EXERCISE BRIEF:
Search the data for "icon". Return each matching line.

GIVEN INFORMATION:
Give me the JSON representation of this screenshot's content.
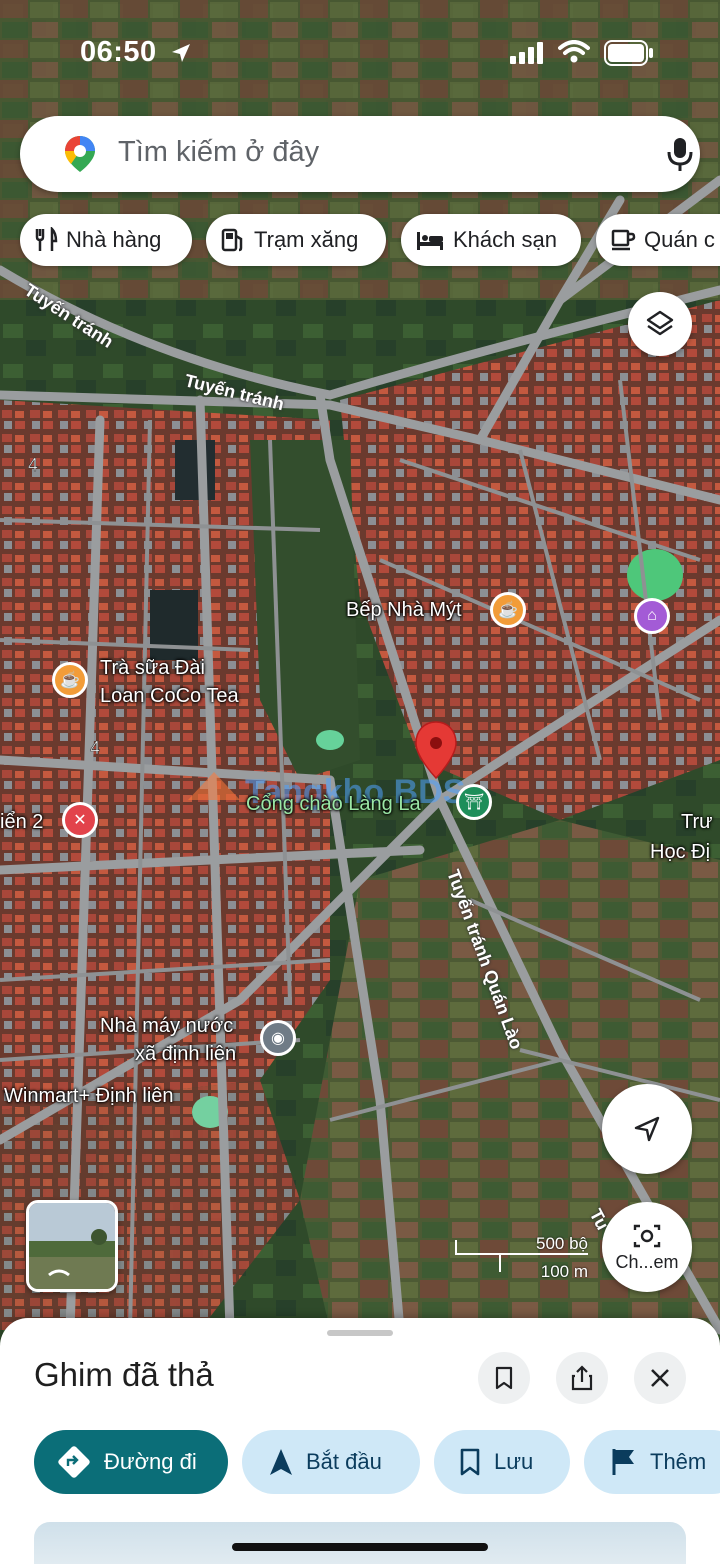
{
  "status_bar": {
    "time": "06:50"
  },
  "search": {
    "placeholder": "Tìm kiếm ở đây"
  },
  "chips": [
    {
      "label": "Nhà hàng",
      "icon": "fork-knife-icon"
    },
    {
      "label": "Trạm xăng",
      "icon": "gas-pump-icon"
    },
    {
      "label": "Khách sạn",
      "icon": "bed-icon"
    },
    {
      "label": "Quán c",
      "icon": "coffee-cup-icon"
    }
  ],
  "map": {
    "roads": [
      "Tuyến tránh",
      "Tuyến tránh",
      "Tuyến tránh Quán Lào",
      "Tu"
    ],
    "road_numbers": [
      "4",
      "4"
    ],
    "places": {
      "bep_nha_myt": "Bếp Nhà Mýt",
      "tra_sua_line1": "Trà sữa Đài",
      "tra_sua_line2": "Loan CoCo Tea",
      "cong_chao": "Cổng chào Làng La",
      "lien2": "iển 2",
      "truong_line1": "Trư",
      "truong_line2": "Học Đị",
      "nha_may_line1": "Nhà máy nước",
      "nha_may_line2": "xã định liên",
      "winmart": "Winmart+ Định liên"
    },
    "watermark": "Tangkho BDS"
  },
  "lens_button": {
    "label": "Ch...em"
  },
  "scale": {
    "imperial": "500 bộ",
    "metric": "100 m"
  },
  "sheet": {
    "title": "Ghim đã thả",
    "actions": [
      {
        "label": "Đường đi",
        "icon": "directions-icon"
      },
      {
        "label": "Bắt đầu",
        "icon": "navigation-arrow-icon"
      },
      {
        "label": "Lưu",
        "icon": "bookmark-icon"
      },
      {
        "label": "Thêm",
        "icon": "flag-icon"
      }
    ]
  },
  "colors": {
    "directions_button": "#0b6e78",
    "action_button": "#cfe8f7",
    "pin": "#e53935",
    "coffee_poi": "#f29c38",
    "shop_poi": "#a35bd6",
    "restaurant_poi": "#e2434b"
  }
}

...

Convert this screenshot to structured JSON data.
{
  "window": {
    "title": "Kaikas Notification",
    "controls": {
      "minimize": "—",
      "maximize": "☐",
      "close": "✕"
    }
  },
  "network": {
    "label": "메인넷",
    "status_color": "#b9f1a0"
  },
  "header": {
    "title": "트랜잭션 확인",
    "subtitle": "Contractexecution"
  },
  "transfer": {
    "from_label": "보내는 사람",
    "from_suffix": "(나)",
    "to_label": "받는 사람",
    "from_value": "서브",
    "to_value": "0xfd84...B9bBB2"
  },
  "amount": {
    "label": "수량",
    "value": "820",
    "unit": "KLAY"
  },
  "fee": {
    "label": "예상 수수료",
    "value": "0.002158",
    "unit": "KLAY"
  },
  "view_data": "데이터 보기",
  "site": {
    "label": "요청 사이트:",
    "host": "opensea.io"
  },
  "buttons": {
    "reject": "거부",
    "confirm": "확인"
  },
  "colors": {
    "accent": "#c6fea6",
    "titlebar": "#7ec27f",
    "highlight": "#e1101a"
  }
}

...

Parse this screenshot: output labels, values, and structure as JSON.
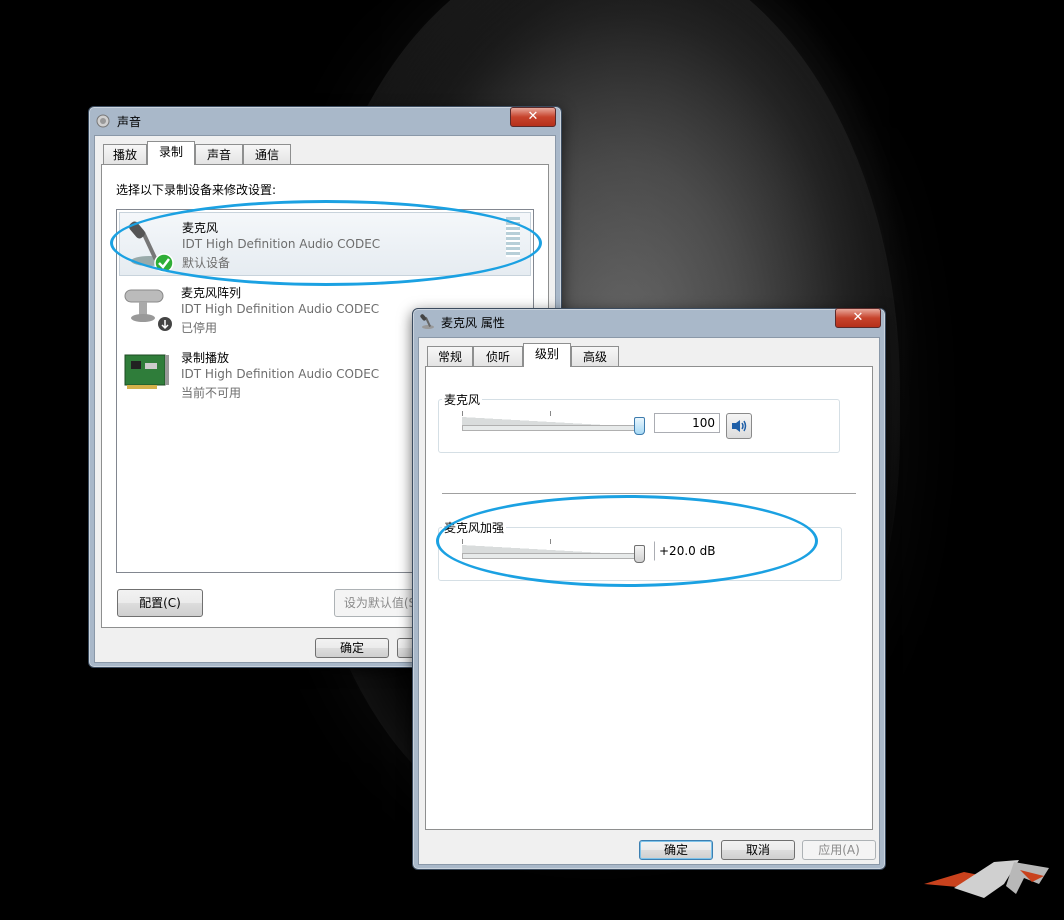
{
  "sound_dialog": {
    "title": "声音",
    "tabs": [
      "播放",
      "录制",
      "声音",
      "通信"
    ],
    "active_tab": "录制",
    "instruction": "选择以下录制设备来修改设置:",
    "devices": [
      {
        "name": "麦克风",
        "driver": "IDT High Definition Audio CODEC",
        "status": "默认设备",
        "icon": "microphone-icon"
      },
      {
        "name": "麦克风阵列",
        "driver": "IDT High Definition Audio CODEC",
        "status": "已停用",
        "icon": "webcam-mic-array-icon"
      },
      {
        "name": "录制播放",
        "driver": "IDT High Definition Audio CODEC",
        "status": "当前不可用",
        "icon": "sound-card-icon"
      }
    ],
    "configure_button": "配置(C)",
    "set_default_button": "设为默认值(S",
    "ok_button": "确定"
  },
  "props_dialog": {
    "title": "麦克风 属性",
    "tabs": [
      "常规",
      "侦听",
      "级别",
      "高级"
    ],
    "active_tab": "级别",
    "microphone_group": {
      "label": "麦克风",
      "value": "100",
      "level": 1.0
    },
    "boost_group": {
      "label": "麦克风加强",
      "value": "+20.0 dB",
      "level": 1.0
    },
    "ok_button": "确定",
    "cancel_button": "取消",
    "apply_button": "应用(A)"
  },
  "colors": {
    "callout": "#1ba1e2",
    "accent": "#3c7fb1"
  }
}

ANSWER BELOW:
      "icon": "fork-knife-icon"
      "icon": "gas-pump-icon"
      "icon": "bed-icon"
      "icon": "coffee-cup-icon"
        "icon": "directions-icon"
        "icon": "navigation-arrow-icon"
        "icon": "bookmark-icon"
        "icon": "flag-icon"
        "icon": "microphone-icon"
        "icon": "webcam-mic-array-icon"
        "icon": "sound-card-icon"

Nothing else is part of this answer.